Banker by Day, Farmer by Night

Being the first in his family to choose agricultural banking as a career path, this third-generation farmer combines his passion under the sun, and often beneath the stars too.    

LA FONTAINE, Ind. - Perched on a hill amid endless contours of sunflower, canola and wheat fields lies the family farm of Darin Hadley. Considered small for northeast Indiana, the 150-acre farm in Southern Wabash County definitely keeps Darin and his wife Amanda busy when they’re not working their full-time jobs.

During the day, Amanda works as an insurance agent nearby, while Darin, an agricultural banker for PNC, travels hundreds of miles a week to visit farmers and other clients all over northern Indiana.

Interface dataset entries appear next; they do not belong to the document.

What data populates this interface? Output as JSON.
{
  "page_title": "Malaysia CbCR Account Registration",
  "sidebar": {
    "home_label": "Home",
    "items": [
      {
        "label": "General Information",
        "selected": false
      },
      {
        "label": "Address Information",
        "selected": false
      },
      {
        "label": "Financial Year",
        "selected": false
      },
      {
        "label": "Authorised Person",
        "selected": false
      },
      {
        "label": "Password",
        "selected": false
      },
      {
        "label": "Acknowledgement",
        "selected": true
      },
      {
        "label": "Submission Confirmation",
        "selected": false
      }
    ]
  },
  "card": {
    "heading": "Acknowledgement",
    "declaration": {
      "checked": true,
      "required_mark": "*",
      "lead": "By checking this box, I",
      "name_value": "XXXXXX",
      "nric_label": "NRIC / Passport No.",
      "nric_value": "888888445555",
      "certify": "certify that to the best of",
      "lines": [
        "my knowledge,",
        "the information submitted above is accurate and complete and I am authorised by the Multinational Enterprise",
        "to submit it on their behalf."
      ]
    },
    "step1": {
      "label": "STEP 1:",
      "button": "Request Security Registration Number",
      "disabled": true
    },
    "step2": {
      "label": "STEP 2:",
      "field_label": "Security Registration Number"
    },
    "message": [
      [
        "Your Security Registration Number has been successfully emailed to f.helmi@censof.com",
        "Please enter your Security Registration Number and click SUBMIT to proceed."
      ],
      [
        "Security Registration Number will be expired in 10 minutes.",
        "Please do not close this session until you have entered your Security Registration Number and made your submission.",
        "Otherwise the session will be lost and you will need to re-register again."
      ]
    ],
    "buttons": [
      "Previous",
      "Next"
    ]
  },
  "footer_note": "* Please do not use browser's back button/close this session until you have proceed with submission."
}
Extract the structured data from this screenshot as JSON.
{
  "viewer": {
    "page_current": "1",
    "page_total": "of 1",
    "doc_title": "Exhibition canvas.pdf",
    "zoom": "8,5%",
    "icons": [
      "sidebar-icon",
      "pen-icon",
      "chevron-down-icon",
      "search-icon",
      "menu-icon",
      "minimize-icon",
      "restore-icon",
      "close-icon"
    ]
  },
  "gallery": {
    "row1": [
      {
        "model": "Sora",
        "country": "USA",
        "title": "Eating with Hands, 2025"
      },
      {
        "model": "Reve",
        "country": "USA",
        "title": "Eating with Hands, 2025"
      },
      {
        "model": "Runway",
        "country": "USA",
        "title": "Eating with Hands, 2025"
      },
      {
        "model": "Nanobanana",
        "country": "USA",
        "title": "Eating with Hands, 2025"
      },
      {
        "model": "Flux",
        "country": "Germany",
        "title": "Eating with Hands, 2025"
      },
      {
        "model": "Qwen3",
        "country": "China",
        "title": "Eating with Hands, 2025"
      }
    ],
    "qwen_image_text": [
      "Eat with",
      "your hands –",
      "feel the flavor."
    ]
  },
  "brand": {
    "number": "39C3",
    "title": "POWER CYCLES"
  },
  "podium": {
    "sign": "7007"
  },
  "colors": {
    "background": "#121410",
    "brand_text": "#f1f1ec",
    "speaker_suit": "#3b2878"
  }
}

At night and on weekends, the Hadleys, like other neighboring families, are often in “farm to fork” mode – working hard to bring their crops to the mouths of consumers. This includes their two young children who love to ride along on the tractor too.

Farming in his blood

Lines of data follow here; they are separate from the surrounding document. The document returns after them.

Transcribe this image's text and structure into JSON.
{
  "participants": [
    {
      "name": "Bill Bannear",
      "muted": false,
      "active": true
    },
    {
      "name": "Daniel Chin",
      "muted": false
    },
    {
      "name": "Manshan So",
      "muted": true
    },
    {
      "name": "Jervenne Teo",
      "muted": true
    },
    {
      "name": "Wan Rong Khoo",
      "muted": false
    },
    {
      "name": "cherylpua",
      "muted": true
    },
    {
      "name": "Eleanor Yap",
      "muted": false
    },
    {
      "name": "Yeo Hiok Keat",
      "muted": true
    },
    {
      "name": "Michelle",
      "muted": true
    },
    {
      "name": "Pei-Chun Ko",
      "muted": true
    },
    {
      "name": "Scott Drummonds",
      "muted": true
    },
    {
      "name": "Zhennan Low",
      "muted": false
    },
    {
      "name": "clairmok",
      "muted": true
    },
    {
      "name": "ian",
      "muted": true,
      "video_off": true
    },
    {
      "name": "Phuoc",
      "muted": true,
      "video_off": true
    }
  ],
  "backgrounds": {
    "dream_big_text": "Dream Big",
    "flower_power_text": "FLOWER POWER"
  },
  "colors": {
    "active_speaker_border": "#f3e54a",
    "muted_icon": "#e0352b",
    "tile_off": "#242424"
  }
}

Hadley’s family has been farming for decades. His father owns and operates a 700-acre family farm in Fort Wayne and was recognized as the 2015 Indiana Farm Family of the Year by a farming publication - an honor for the family’s service to the community and the agriculture industry.

During planting and harvesting season, Darin often works past midnight in the fields. But the lanterns of generations past are now replaced by equipment loaded with high-intensity LED lights that make the fields almost as bright as daytime.

Darin Hadley with wife Amanda, daughter Ashleigh (7) and son Raymond (3) pose on their family farm where they grow sunflowers and canola, a unique crop for Indiana farmers.

While farming has always been part of his life, in high school Darin realized he couldn’t afford to live on only the income of a small farm. The first of his family to go into agricultural banking, his life experiences inspired him to pursue banking so that he could help other farmers establish financially strong businesses.

“I knew this would give me an opportunity to work with the best farmers in the region and interact with them in a positive way,” he said. “If they are successful, so is our community and our region. I want to be a part of that winning formula.” 

Farmers face unique financial challenges

As both a farmer and business banker, Hadley has a unique perspective about how his passion can help farming clients.  “Our clients are pretty modest and don’t always tell the full story about the quality of food they produce for our country,” Hadley said.  “I want to help them create their success story.” 

In the past five years, he switched to growing sunflower and canola crops which have created unique opportunities for him. “This allows me to offer a unique product on the market and reap double harvests because it is a drought-friendly crop – a crucial element to crop survival today.  I want to help other farmers figure out the same type of creative sustainability solutions.  Together, it ultimately helps their financial success – they go hand in hand. ” he says. 

Darin prepares to plant sunflower seeds on his 150-acre farm in Southern Wabash County, Ind.

According to Hadley, the biggest difference when dealing with farming operations is the cash flow cycle. A crop is typically harvested once a year, and a farmer’s revenue stream from that crop follows a similar pattern.

“A good ag banker understands each farmer’s specific cash flow cycle and recommends products to help them through its peaks and valleys. It’s a very personal relationship and that’s what I take pride in,” he said.

Darin Hadley, third-generation farmer in northern Indiana 

The Hadley family has a multi-generational farming heritage. 'When I spend time with my bank clients, we spend most of our time talking about farming. They appreciate my background and I earn their trust which makes me more effective as we discuss strategies to help them succeed.'